According to the laws of physics, power is the rate of performing work. When applied to a diesel powered coal mining fleet, an increase in power results in an increase in production.
Of course, a production drive is a little more complicated, but never-the-less, more power is one method of increasing production, and it just happens by itself. In the background! With no additional effort!
A well-established means of increasing power (without compromising equipment warranties, durability and service life) is by utilising the ferrous picrate based fuel borne combustion catalyst, FPC. A four year study on this product was recently completed at the University of Western Australia. It was sponsored by a major mining company, and confirmed more power per unit of fuel as well as cleaner exhaust emissions from diesel engines.
One Queensland thermal coal mine, using the FPC Combustion Catalyst, analysed their operating records after the first 12 months. While their main interest was in cutting fuel costs, the records indicated an increase in truck haulage rates from 430.8 to 452.7 Tonnes/truck hour operated. That's a 5.1 per cent increase in material shifted! And it was created with no additional effort at all!

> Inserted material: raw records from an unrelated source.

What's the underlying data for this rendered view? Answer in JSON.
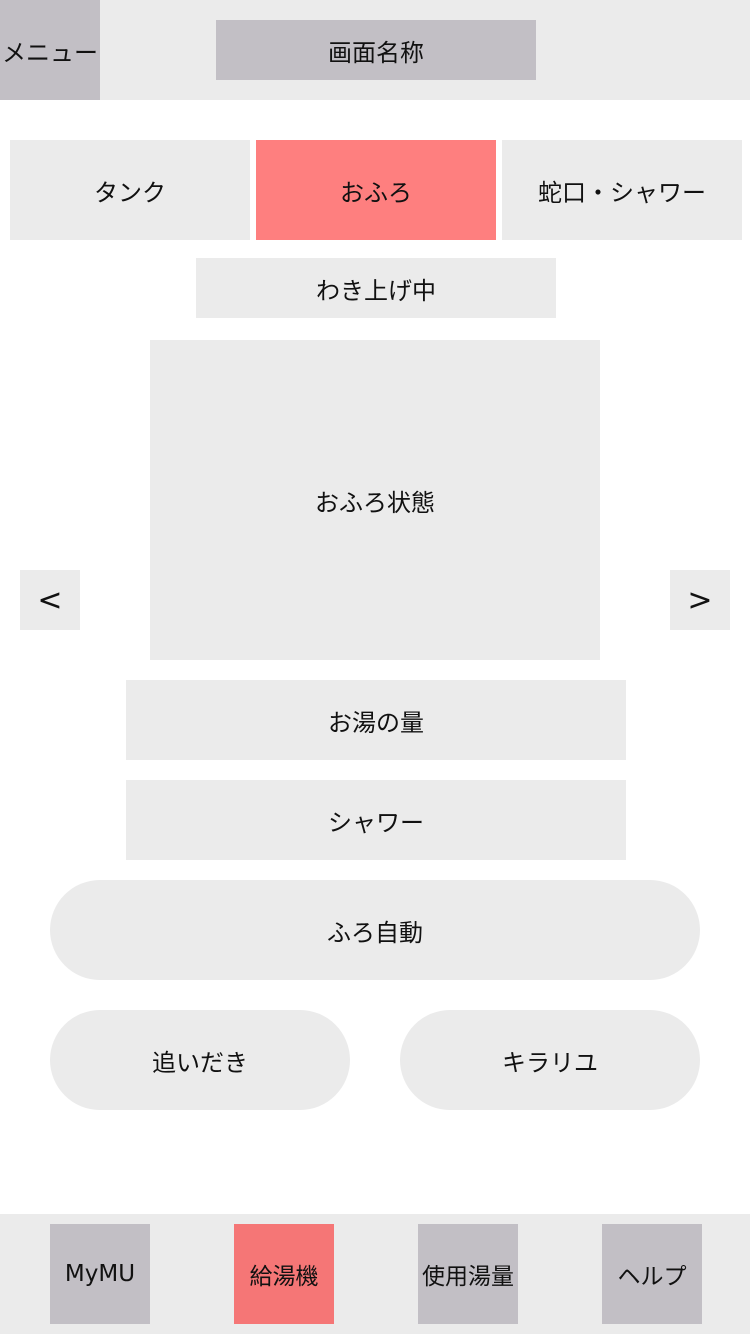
{
  "header": {
    "menu_label": "メニュー",
    "screen_title": "画面名称"
  },
  "tabs": [
    {
      "label": "タンク",
      "active": false
    },
    {
      "label": "おふろ",
      "active": true
    },
    {
      "label": "蛇口・シャワー",
      "active": false
    }
  ],
  "status": {
    "label": "わき上げ中"
  },
  "panel": {
    "bath_state": "おふろ状態",
    "prev_label": "<",
    "next_label": ">"
  },
  "info": {
    "water_amount": "お湯の量",
    "shower": "シャワー"
  },
  "actions": {
    "auto_bath": "ふろ自動",
    "reheat": "追いだき",
    "kirari": "キラリユ"
  },
  "footer": {
    "items": [
      {
        "label": "MyMU",
        "active": false
      },
      {
        "label": "給湯機",
        "active": true
      },
      {
        "label": "使用湯量",
        "active": false
      },
      {
        "label": "ヘルプ",
        "active": false
      }
    ]
  },
  "colors": {
    "active": "#fe7f7f",
    "active_nav": "#f57676",
    "panel": "#ebebeb",
    "nav_button": "#c2bfc5"
  }
}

Also noted, the Tonnes shifted per litre of diesel increased by 8.3 per cent.
These sorts of figures demand further comment, as apart from productivity gains, there are further strong "bottom line" economies. These include direct energy cost reductions (5-9 per cent), reductions in carbon footprint per unit of production and extended engine service life (24 per cent or more). So just how is this achieved?
The FPC Combustion Catalyst is known to burn fuel at a faster, and more efficient rate (more closely approximating ideal combustion). More of the fuel's energy is released closer to piston top dead centre, with less wasteful tail-end burning in the exhaust system. As a result of this, the faster FPC fuel burn increases developed power per unit of fuel consumed. At any specified power requirement less fuel will be required. At maximum fuel delivery, maximum outputs of power and torque are increased, enabling more work to be performed, and with reduced stress.

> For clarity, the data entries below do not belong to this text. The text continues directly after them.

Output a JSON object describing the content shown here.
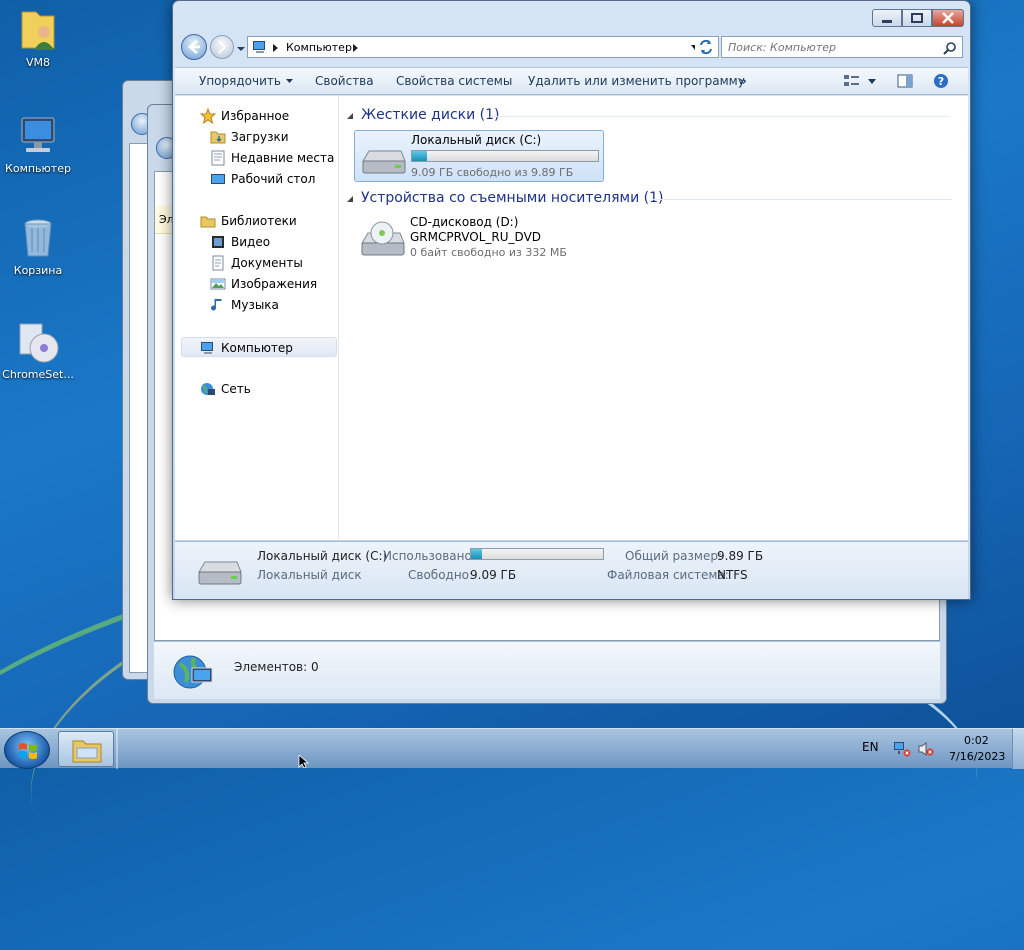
{
  "desktop": {
    "icons": [
      {
        "label": "VM8"
      },
      {
        "label": "Компьютер"
      },
      {
        "label": "Корзина"
      },
      {
        "label": "ChromeSet..."
      }
    ]
  },
  "bg_window": {
    "partial_text": "Эл",
    "status": "Элементов: 0"
  },
  "window": {
    "address": {
      "crumb": "Компьютер"
    },
    "search": {
      "placeholder": "Поиск: Компьютер"
    },
    "toolbar": {
      "organize": "Упорядочить",
      "properties": "Свойства",
      "system_properties": "Свойства системы",
      "uninstall": "Удалить или изменить программу",
      "more": "»"
    },
    "nav": {
      "favorites": "Избранное",
      "downloads": "Загрузки",
      "recent": "Недавние места",
      "desktop": "Рабочий стол",
      "libraries": "Библиотеки",
      "video": "Видео",
      "documents": "Документы",
      "pictures": "Изображения",
      "music": "Музыка",
      "computer": "Компьютер",
      "network": "Сеть"
    },
    "groups": {
      "hdd": "Жесткие диски (1)",
      "removable": "Устройства со съемными носителями (1)"
    },
    "drives": {
      "c": {
        "name": "Локальный диск (C:)",
        "free": "9.09 ГБ свободно из 9.89 ГБ",
        "used_fraction": 0.08
      },
      "d": {
        "name": "CD-дисковод (D:)",
        "label": "GRMCPRVOL_RU_DVD",
        "free": "0 байт свободно из 332 МБ"
      }
    },
    "details": {
      "name": "Локальный диск (C:)",
      "type": "Локальный диск",
      "used_label": "Использовано:",
      "free_label": "Свободно:",
      "free_value": "9.09 ГБ",
      "total_label": "Общий размер:",
      "total_value": "9.89 ГБ",
      "fs_label": "Файловая система:",
      "fs_value": "NTFS",
      "used_fraction": 0.08
    }
  },
  "taskbar": {
    "lang": "EN",
    "time": "0:02",
    "date": "7/16/2023"
  },
  "colors": {
    "accent": "#1e3287",
    "selection": "#cfe2f7",
    "bar_fill": "#1a8fb8"
  }
}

What this means for haul trucks is faster haul times, and more cycles achieved per month. When governed speed is reached, less fuel is required with the FPC Catalyst. However, diesel loaders, excavators and shovels always work at full power, and provide an important overall contribution to truck productivity, by reducing truck queuing. The increased power results in greater "break out" forces, faster response and faster truck loading cycles. In turn, that results in improved truck utilisation, as idle time in queues is reduced.

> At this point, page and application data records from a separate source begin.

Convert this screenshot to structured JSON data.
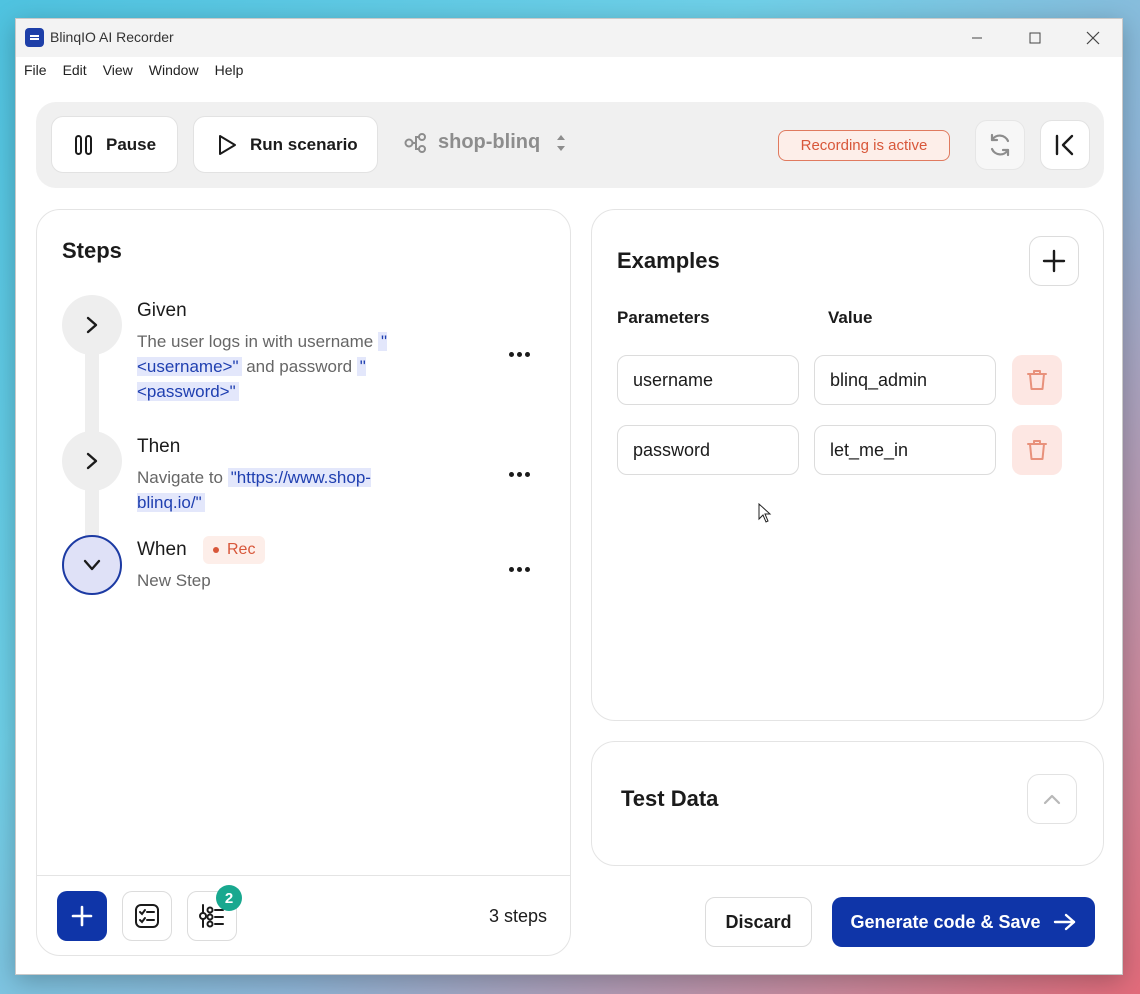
{
  "window": {
    "title": "BlinqIO AI Recorder",
    "controls": [
      "minimize-icon",
      "maximize-icon",
      "close-icon"
    ]
  },
  "menu": [
    "File",
    "Edit",
    "View",
    "Window",
    "Help"
  ],
  "toolbar": {
    "pause_label": "Pause",
    "run_label": "Run scenario",
    "project_name": "shop-blinq",
    "recording_status": "Recording is active"
  },
  "steps": {
    "title": "Steps",
    "items": [
      {
        "keyword": "Given",
        "text_parts": [
          "The user logs in with username ",
          "\"<username>\"",
          " and password ",
          "\"<password>\""
        ]
      },
      {
        "keyword": "Then",
        "text_parts": [
          "Navigate to ",
          "\"https://www.shop-blinq.io/\""
        ]
      },
      {
        "keyword": "When",
        "badge": "Rec",
        "text": "New Step"
      }
    ],
    "notifications_count": "2",
    "count_label": "3 steps"
  },
  "examples": {
    "title": "Examples",
    "headers": {
      "parameters": "Parameters",
      "value": "Value"
    },
    "rows": [
      {
        "parameter": "username",
        "value": "blinq_admin"
      },
      {
        "parameter": "password",
        "value": "let_me_in"
      }
    ]
  },
  "test_data": {
    "title": "Test Data"
  },
  "footer": {
    "discard_label": "Discard",
    "generate_label": "Generate code & Save"
  },
  "colors": {
    "primary": "#0f35a8",
    "recording": "#d8573a",
    "badge": "#19a88f",
    "param_highlight": "#e3e7fb"
  }
}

Equally important to production is equipment availability. The FPC enhanced combustion also oxidises carbon deposits from combustion and exhaust spaces. Hard carbon build-up is a major cause of engine wear, increased stresses, and can cause catastrophic failures resulting in unplanned downtime. The improved fuel burn also results in lower oil soot levels with subsequent reductions in abrasive engine wear profiles.
FPC use results in longer intervals between rebuilds, and reduced carbon related failures of valves, turbochargers and injectors. Identifying, minimising and avoiding maintenance defects is a major task in successfully pushing out production figures, and this method contributes strongly by improving internal engine operating conditions. As already stated, no additional planning inputs are required.
Energy savings are significant, due to the more efficient fuel combustion. In the example above, some 8.3 per cent higher tonnage of material was handled per litre of diesel, enhanced by the FPC's action. It's what every mining operation actively seeks...higher production efficiency, and lower cost per unit of production.
FPC is likely the lowest cost combustion catalyst on the global industrial market, ensuring returns on investment of 600 per cent-1200 per cent in fuel savings alone!
Environmental effects are also positive, with reductions in CO2, CO, hydrocarbons and diesel particulate emissions (DPE). Importantly both the mass and number of DPE's is reduced substantially. Competitive products contain hundreds (if not, thousands) of times the active material as FPC requires, and increase total number of particles, especially the more health damaging ultra-fines, even though they may reduce the overall mass of DPE's.